"It was a slight improvement, but it was disappointing that it didn't heal after a week of not throwing," said Hammel, who will try to throw again on Friday. "I can't predict the future, but as of right now, it doesn't look too good" to come off the disabled list when he is eligible.
The right-hander was placed on the disabled on July 31 (retroactive to July 29).
"Still had a little discomfort, so we are not there yet where he's in throw mode," manager Buck Showalter said. "[Aug. 13] is his eligibility [date], today is the 7th. If you go through the throwing and what have you, he will probably pitch in a [rehab] game, maybe. I don't think that's moving at a real fast clip. We were hoping yesterday he would throw and want to go to the next step.
"It's not bad, but it's not completely gone. Some of it is still lingering. Makes me a feel a little better about DL'ing him in the first place, because I was kind of iffy."
The 30-year-old Hammel is 7-8 with a 5.20 ERA in 21 starts and has been dealing with what is being called right flexor mass tightness since Spring Training, with the team opting to place him on the DL when they acquired starter Bud Norris at the Trade Deadline.
Showalter said part of Hammel's rehab is taking medication to reduce the inflammation, and he could start feeling better over the next couple days.
O's enjoy watching O'Day's first career at-bat
SAN DIEGO -- The Orioles' dugout had a good laugh during Wednesday's 10-3 win when reliever Darren O'Day got his first career at-bat, a ninth-inning strikeout facing Padres reliever Sean O'Sullivan.
"Quite a bit," O'Day said when asked how much ribbing he got from teammates as he walked back after the four-pitch at-bat. "Everybody had a good laugh, which they should. It was a good moment. I got to hit once, this is my sixth year [in the Majors], I got to wait six more years to hit again.
"I haven't had to calm myself down on the mound that much in a while. The adrenaline of hitting is different, a lot of fun."
O'Day, who recorded the final out of the eighth inning, was told by manager Buck Showalter that he'd take his turn to hit and go back out for the ninth.
"We couldn't lose there," said Showalter of the decision. "If Darren got a hit, we'd have something to talk about. If he struck out, we've got something to talk about. "
O'Day, one of the more outgoing personalities in the Baltimore clubhouse, joked to reporters that he was a big "opposite-field guy" after admitting he had no batting helmet, gloves or bat.
"I was walking up there thinking, 'Is this really happening? Am I really getting to hit?'" said O'Day, who last stepped into the batter's box in a summer league in 2002. "Because we joke around about what we would do if we got to hit. It was a lot of fun. Very disappointing with the strikeout. Because before I went up there, I envisioned myself rounding first, easing to second with a nice double. But it didn't happen that way."
O's turning Petco Park into Camden Yards West
SAN DIEGO -- Camden Yards, West?
The Orioles, like a lot of teams, have some strong California ties, but the reception in Tuesday's series opener in San Diego was still a surprise.
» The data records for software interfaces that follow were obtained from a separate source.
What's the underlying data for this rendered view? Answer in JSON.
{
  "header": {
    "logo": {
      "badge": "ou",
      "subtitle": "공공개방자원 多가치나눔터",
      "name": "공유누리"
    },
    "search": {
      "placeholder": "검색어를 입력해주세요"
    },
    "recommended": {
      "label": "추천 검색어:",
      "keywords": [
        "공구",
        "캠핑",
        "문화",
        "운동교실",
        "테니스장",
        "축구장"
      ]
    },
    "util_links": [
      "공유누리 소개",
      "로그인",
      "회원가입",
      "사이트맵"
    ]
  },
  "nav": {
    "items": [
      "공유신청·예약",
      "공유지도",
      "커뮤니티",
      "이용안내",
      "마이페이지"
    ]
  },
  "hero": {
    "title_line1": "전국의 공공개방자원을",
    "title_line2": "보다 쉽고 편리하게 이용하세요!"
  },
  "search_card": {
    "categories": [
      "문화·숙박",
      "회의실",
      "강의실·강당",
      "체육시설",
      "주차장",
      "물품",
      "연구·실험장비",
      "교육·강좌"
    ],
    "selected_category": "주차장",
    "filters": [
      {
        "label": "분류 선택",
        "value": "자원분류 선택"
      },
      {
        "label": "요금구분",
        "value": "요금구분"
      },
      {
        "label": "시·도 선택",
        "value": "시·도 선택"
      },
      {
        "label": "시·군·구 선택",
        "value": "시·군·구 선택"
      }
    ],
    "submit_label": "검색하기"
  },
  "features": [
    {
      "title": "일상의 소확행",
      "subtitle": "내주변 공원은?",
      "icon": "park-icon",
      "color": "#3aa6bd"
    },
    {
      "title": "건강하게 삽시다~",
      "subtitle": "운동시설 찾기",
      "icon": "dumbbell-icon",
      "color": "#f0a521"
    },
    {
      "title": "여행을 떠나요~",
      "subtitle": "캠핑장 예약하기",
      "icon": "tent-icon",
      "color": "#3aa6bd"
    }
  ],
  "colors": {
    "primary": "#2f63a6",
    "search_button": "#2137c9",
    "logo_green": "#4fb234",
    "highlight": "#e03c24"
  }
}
A significant portion of the announced crowd of 28,055 at Petco Park was pulling for Baltimore -- at one point circulating a "Let's go O's" chant -- and it didn't go unappreciated in the visiting clubhouse.
"The coolest part about it was the 'O' during the national anthem," said San Diego native Adam Jones, who got some of the loudest cheers of the night. "There were a lot of guys down the third-base line that screamed right in our ear. And I think it shocked us a little bit, and I think got us going a little bit. That's cool. I know my Twitter is blowing up, a lot of people have flown out here and made the trip."
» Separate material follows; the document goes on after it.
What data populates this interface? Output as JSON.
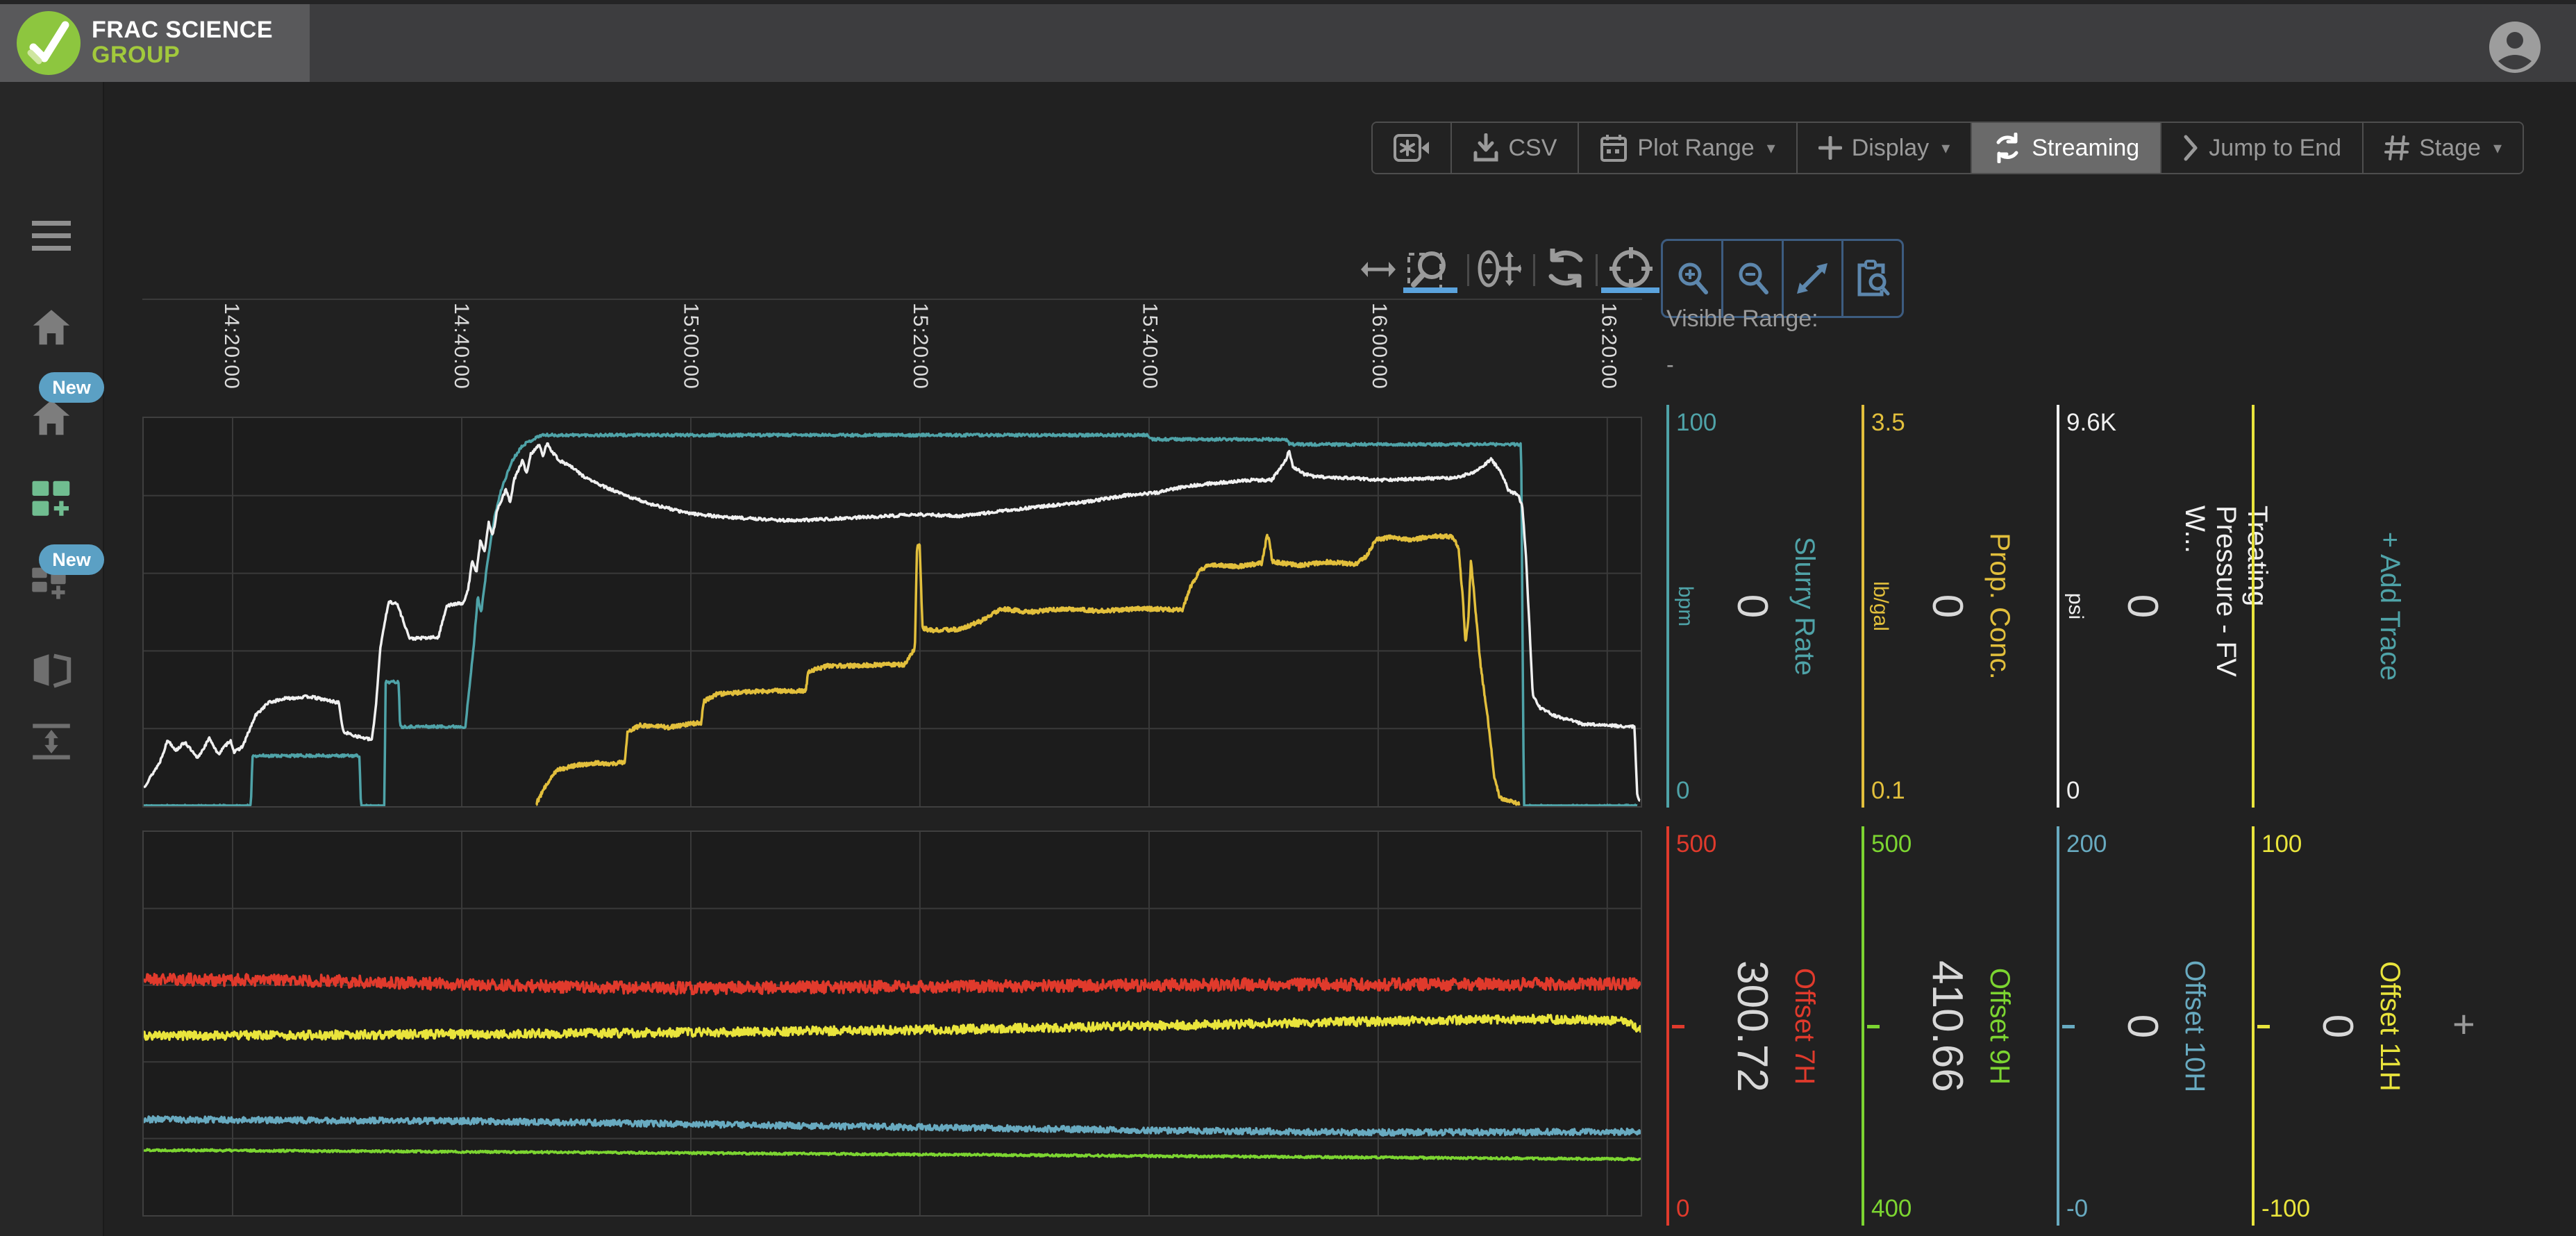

"That was impressive, how many O's fans," Nate McLouth said following the team's 4-1 win. "I didn't know 2,500 miles away there were that many O's fans out here. I don't blame them for coming out here for this weather."
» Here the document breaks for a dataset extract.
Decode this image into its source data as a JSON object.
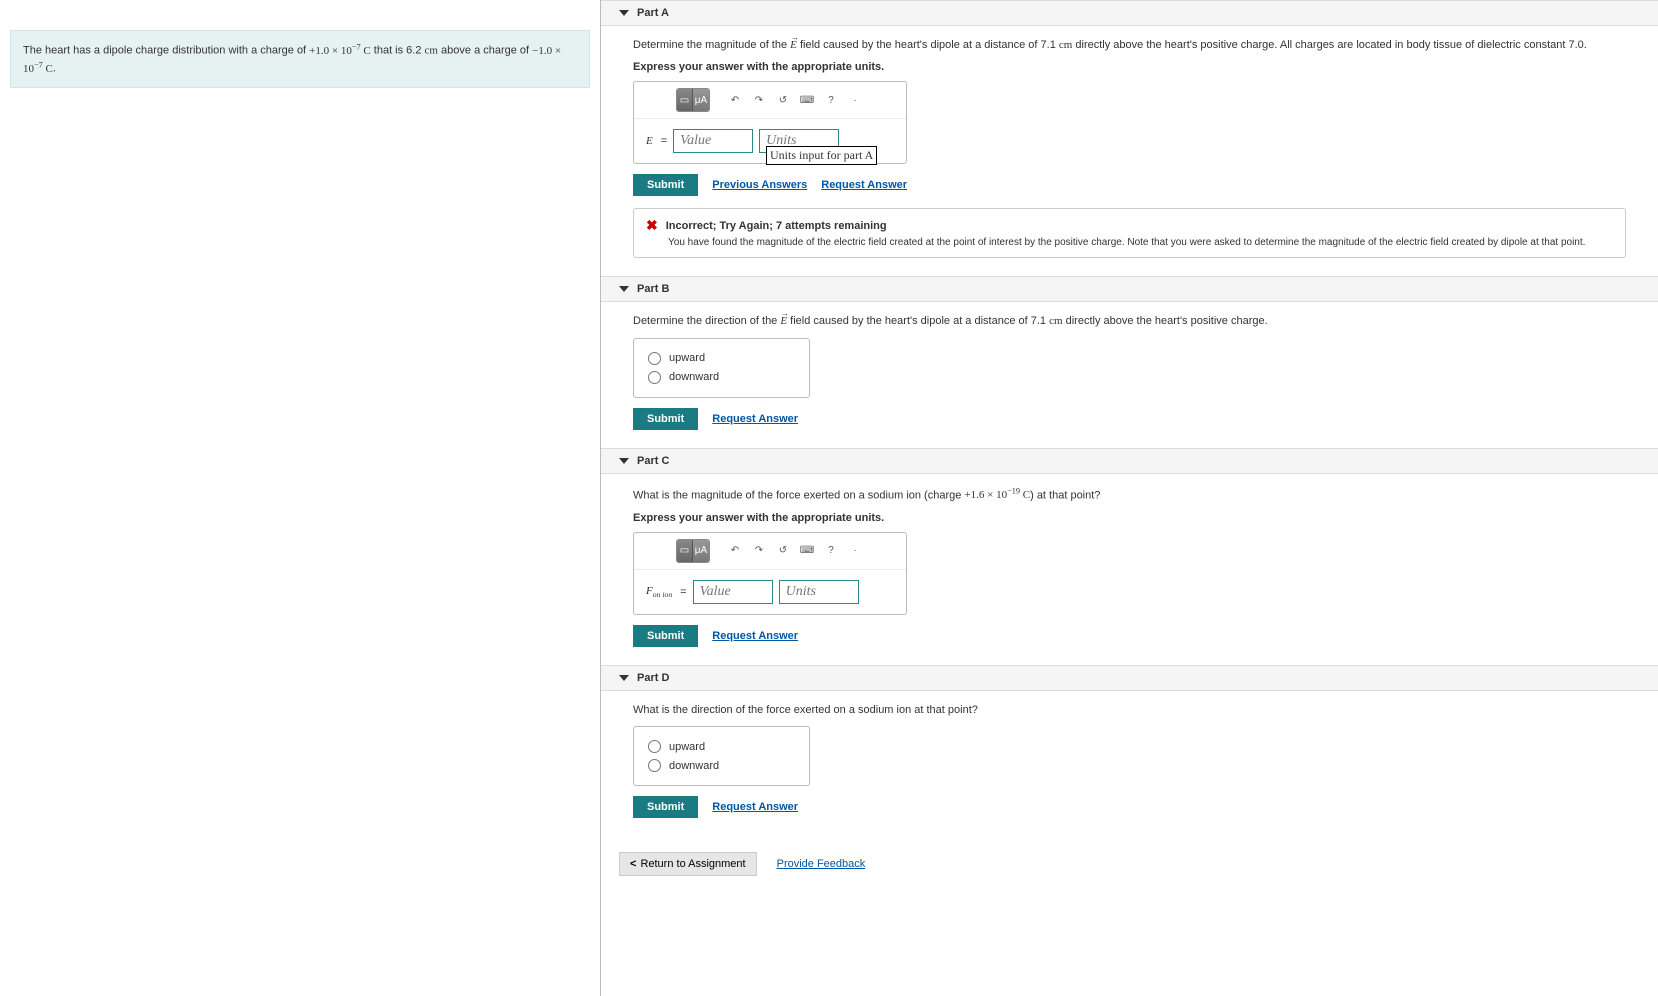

The Orioles are playing in San Diego for the first time since 2010, and the friendly atmosphere in opponent territory was appreciated by new starter Bud Norris, who picked up his second win in as many tries in a Baltimore uniform.
"It's great when you can get the support like that, a fan base all across the land," said Norris, who was traded from Houston at the Trade Deadline. "It's special, Birdland and all. ... You're trying to lock them out as best as you can, try to play the game, but any time you hear them and get a little boost, it's pretty special."
Brittany Ghiroli is a reporter for MLB.com. Read her blog, Britt's Bird Watch, and follow her on Twitter @britt_ghiroli. This story was not subject to the approval of Major League Baseball or its clubs.